Baker: Texan changed 'horses'
James Baker is going to do what his candidates, Gerald Ford in 1976 and George Bush in 1980, couldn't -- make it into the White house. He will be President Ronald Reagan's chief of staff as of Jan. 20, when the former California governor is sworn in.
It was political operative Baker who picked up the final 200 or so delegates Mr. Ford needed to edge out Mr. Reagan for the Republican presidential nomination in 1976. But Ford was edged out by Jimmy Carter, and Baker's effort to turn Mr. bush into a president fell short when Reagan caught up with and passed the early GOP front-runner.
Nevertheless, Bush thinks there's no better political planner and implementer in the business than Jim Baker -- and that's what he told Reagan after accepting the vice-presidential spot on the Republican ticket.
So Reagan took on Baker as a senior adviser during the campaign. And before long Baker was distinguishing himself.
"He's got a long head," one top Reagan aide says of Baker and his sound judgment. "And he's very discreet."
Baker headed the team that negotiated with the Carter team on if and when to debate, and another Reagan aide credits the Texan with "suckering" the reluctant President into a TV confrontation that "may have cost him the election."
Baker, who served as a Marine Corps lieutenant from 1952-54 after graduating from Princeton, took his law degree at the University of Texas in 1957. He became associated with the large law firm of Andres, Kurth, Campbell & Jones in Houston.

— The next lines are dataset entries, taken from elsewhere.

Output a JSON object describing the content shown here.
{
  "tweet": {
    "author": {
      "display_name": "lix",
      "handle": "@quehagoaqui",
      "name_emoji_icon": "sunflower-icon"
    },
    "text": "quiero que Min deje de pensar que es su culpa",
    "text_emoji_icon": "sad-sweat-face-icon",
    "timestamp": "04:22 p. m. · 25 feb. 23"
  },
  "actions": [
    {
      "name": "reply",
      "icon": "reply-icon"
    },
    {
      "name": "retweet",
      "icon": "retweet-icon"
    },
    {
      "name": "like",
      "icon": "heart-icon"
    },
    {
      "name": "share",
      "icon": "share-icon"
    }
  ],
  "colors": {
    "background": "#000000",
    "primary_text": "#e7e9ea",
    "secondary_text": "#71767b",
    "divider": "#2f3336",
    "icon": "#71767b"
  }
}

Appointed as undersecretary of the US Department of Commerce in August 1975, he served in that capacity until May 1976, when he became a delegate hunter for President Ford.
Baker once sought elective office, running unsuccessfully in 1978 as the GOP candidate for attorney general of Texas.
An avid tennis player, Baker also enjoys hunting and fishing.
Mr. and Mrs. Baker (the former Susan Garrett) reside in Houston with their eight children. Now, of course, the Baker "tribe" will be moving to Washington.